# Exercise
Report every line of the data where the string "printer" appears.

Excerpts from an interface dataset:
——

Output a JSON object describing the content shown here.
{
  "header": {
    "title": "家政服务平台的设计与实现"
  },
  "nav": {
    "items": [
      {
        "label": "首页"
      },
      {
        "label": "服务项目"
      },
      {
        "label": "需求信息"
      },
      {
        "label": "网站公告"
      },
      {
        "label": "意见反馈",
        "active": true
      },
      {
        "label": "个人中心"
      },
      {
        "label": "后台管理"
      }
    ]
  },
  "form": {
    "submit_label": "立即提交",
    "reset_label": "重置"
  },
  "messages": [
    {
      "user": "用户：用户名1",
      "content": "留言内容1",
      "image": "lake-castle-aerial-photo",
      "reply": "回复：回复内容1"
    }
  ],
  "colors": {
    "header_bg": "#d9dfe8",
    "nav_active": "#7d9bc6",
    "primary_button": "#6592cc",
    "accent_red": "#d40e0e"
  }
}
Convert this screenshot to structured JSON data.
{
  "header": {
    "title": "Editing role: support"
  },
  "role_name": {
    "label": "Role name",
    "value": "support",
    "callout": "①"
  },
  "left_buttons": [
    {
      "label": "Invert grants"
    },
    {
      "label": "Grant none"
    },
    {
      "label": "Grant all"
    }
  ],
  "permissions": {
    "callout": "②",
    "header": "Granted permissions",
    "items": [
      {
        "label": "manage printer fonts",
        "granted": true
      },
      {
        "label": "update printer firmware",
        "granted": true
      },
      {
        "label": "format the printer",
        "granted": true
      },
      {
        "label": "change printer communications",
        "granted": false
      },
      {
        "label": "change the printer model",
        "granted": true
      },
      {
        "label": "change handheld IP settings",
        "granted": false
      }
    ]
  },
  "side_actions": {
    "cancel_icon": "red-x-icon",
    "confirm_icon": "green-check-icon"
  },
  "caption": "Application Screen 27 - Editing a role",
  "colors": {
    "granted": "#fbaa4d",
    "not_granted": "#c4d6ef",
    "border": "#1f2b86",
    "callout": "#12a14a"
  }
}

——

# Your response
        "label": "manage printer fonts",
        "label": "update printer firmware",
        "label": "format the printer",
        "label": "change printer communications",
        "label": "change the printer model",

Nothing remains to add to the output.